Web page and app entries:
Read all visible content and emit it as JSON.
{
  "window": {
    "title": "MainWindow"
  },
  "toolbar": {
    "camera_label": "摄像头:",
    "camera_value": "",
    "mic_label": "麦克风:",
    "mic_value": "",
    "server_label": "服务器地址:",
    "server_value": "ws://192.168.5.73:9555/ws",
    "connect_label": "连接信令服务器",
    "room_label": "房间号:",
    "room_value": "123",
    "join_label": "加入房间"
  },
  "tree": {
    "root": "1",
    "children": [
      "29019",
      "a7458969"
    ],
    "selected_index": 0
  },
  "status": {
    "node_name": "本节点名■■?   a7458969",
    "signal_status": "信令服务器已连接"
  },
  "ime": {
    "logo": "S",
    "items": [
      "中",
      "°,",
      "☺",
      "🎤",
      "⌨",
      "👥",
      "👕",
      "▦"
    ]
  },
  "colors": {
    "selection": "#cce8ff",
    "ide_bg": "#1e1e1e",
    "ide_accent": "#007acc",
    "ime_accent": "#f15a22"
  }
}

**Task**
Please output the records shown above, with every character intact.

**Exercise result**
Read all visible content and emit it as JSON.
{
  "window": {
    "title": "MainWindow"
  },
  "toolbar": {
    "camera_label": "摄像头:",
    "camera_value": "",
    "mic_label": "麦克风:",
    "mic_value": "",
    "server_label": "服务器地址:",
    "server_value": "ws://192.168.5.73:9555/ws",
    "connect_label": "连接信令服务器",
    "room_label": "房间号:",
    "room_value": "123",
    "join_label": "加入房间"
  },
  "tree": {
    "root": "1",
    "children": [
      "29019",
      "a7458969"
    ],
    "selected_index": 0
  },
  "status": {
    "node_name": "本节点名■■?   a7458969",
    "signal_status": "信令服务器已连接"
  },
  "ime": {
    "logo": "S",
    "items": [
      "中",
      "°,",
      "☺",
      "🎤",
      "⌨",
      "👥",
      "👕",
      "▦"
    ]
  },
  "colors": {
    "selection": "#cce8ff",
    "ide_bg": "#1e1e1e",
    "ide_accent": "#007acc",
    "ime_accent": "#f15a22"
  }
}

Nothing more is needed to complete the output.